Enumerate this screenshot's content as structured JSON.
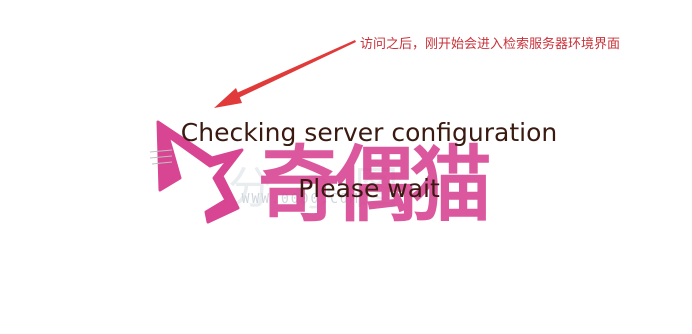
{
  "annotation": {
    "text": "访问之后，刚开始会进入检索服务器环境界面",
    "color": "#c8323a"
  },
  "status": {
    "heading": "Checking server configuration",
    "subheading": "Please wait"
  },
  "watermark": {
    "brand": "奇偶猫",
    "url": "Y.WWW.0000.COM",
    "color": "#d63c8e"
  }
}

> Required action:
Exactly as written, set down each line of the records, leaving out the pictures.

> Expected output:
Enumerate this screenshot's content as structured JSON.
{
  "annotation": {
    "text": "访问之后，刚开始会进入检索服务器环境界面",
    "color": "#c8323a"
  },
  "status": {
    "heading": "Checking server configuration",
    "subheading": "Please wait"
  },
  "watermark": {
    "brand": "奇偶猫",
    "url": "Y.WWW.0000.COM",
    "color": "#d63c8e"
  }
}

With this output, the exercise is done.